Exercise objective
Each line below that includes the word "Always" is to be reported.

Records drawn from a dataset
--- START ---

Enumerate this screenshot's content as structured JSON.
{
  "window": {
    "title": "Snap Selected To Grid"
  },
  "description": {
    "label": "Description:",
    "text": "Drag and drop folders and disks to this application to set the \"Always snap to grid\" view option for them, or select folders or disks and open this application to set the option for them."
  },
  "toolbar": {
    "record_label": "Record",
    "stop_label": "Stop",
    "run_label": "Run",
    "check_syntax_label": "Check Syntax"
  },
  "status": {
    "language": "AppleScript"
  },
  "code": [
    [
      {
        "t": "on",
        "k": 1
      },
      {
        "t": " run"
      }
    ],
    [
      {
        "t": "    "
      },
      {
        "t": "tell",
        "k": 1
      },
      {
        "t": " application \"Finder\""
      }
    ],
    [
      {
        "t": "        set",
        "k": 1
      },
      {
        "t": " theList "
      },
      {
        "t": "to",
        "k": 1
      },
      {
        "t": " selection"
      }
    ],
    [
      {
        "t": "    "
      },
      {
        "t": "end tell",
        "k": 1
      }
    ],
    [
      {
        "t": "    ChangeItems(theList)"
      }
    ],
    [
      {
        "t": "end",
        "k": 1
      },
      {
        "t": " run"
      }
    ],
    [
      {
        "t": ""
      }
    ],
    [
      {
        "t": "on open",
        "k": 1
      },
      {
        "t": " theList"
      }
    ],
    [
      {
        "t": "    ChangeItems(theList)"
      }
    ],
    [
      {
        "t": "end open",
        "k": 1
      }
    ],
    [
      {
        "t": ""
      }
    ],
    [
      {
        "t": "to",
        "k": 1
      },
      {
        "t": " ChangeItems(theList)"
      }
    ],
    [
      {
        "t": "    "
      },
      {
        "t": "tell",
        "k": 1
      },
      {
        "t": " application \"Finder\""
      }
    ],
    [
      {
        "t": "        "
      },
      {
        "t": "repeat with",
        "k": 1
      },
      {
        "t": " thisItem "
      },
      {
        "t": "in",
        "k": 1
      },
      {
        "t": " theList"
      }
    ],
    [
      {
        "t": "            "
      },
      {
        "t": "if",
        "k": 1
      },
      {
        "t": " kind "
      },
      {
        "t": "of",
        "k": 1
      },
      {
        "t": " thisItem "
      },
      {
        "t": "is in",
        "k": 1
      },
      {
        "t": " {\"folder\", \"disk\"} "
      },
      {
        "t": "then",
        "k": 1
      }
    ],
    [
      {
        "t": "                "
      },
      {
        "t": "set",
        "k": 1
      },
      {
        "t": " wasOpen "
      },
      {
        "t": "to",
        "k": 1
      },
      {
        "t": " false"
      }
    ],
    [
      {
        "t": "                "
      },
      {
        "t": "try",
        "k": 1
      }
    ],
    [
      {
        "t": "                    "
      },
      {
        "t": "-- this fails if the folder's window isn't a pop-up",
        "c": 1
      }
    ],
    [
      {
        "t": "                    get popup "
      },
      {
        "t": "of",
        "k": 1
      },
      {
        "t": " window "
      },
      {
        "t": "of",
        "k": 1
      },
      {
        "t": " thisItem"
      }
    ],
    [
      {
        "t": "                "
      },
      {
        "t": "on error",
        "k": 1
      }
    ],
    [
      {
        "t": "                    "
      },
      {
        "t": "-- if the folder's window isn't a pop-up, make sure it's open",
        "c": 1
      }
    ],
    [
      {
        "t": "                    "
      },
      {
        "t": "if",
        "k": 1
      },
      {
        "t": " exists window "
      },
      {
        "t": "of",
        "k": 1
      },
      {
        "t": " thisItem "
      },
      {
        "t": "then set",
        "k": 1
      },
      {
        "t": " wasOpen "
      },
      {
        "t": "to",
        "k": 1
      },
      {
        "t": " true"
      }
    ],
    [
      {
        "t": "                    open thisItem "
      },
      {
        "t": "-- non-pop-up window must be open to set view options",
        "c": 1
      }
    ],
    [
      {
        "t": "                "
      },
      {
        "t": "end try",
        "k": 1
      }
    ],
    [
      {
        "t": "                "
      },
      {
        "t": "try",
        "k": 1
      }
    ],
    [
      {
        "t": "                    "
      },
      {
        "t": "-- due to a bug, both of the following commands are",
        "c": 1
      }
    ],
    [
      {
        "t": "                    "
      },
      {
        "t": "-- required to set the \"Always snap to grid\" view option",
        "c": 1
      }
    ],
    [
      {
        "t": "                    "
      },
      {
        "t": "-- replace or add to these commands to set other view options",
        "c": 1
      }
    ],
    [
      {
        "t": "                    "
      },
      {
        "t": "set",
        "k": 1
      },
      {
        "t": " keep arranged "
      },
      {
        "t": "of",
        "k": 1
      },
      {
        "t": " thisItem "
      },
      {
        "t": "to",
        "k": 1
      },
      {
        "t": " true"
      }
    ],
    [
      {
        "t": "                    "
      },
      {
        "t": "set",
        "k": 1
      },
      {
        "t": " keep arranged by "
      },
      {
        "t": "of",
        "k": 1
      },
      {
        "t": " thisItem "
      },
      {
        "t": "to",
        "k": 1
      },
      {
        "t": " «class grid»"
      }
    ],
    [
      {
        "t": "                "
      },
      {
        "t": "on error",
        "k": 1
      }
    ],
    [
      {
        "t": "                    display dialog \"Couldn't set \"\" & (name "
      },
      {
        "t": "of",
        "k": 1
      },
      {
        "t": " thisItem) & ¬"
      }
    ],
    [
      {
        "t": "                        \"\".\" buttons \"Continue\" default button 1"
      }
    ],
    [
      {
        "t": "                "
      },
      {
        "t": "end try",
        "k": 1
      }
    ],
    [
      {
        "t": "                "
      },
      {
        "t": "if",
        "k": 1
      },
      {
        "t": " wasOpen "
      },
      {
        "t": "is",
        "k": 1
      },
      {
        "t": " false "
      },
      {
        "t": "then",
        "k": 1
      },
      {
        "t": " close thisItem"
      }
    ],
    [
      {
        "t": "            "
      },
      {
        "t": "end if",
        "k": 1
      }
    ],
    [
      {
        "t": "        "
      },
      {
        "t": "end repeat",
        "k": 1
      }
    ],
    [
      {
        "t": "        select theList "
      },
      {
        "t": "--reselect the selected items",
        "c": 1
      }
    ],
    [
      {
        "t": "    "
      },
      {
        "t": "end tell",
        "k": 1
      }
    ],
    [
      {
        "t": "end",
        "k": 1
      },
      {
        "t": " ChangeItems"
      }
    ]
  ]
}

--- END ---

Reply
    "text": "Drag and drop folders and disks to this application to set the \"Always snap to grid\" view option for them, or select folders or disks and open this application to set the option for them."
        "t": "-- required to set the \"Always snap to grid\" view option",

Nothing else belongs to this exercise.